Yet Negroponte spokesman Chad Kolton said officials had reviewed a draft copy of the report and had not yet read the final version to know if their suggested changes were incorporated.
It comes in a series of committee reports on Iran and other hot subjects that have come under fire by critics who find errors and political undertones. This one appeared to be no different.
David Albright, a former weapons inspector who heads the Washington-based Institute for Science and International Security, called at least one section of the report "nonsense." It describes North Korea's uranium enrichment program as older than Iran's and argues it's reasonable to assume that North Korea has as many centrifuges as Iran.
Tehran has said publicly it hopes to have 3,000 centrifuges enriching uranium by next year, which could theoretically produce two or more weapons each year.
Albright said North Korea's uranium program is not well understood, but he called it "misleading and dishonest" to date the North Korean centrifuge program back to 1985, when the Iranians are known to have started theirs.
Iran, he noted, also got significantly more help than North Korea from the Pakistani scientist A.Q. Khan.
Rep. Mike Rogers, R-Mich., who signed the report as chairman of the intelligence policy subcommittee, said the committee took almost all the changes suggested by the intelligence officials. He said the section Albright highlights was not one that raised questions and noted the report was assembled "painstakingly" to give the public more information.
The Democrats didn't participate in the report's drafting, which is part of the Republicans' "scare America plan," said Patrick Eddington, a spokesman for New Jersey Rep. Rush Holt, the policy subcommittee's top Democrat.
The findings on the major part of North Korea's nuclear program — its plutonium enrichment — are in line with the consensus of experts.
The report says Pyongyang is believed to have at least one or two nuclear weapons from its plutonium program, and estimates it could have five more if it has reprocessed 8,000 spent fuel rods. With additional steps, North Korea could produce many more.
The report lays out the range of issues, including North Korea's efforts to counterfeit U.S. currency, the population's poverty and the regime's massive defense spending.
The Republican staff noted the size of the North Korean military — 1.2 million men — but said the conventional threat from North Korea has declined because of poor economic conditions and the slow pace of modernization.
The concern, the report says, is that the North Korean leadership could miscalculate "by instigating a minor provocation that escalates into a major incident."
It also calls North Korea's intelligence service "aggressive and ruthless," and says it "almost certainly" has a heavy contingent of intelligence officers working at the United Nations in New York.

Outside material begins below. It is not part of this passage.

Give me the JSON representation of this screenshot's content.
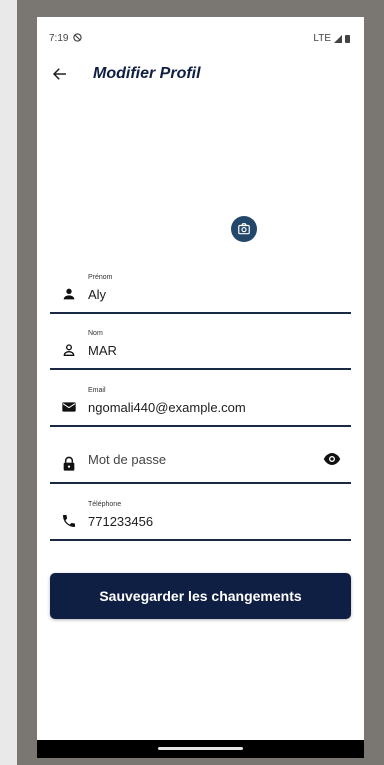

The U.S. intelligence community has spy satellites and other eavesdropping equipment aimed at North Korea, and the report calls on the agencies to do more to fill the gaps so analysts can make judgments "with confidence" about the murky regime.
That need will be especially acute, the report says, if the U.S. needs to monitor any potential agreements with North Korea to curb its nuclear program.
Such an agreement seemed far off on Tuesday, given North Korea's threats to test a weapon. Eyes now are on what U.S. intelligence can do to confirm — and predict — such a test, which is expected to be underground.
A host of U.S. agencies are believed to be studying the issue, looking for clues such as trucks and other activity around the suspected test site.
Within the U.S. military, the organization primarily responsible for reporting on nuclear events is the Air Force Technical Applications Center, headquartered at Florida's Patrick Air Force Base. It operates a worldwide network of nuclear event detection sensors, which includes satellites and a ground-based seismic network.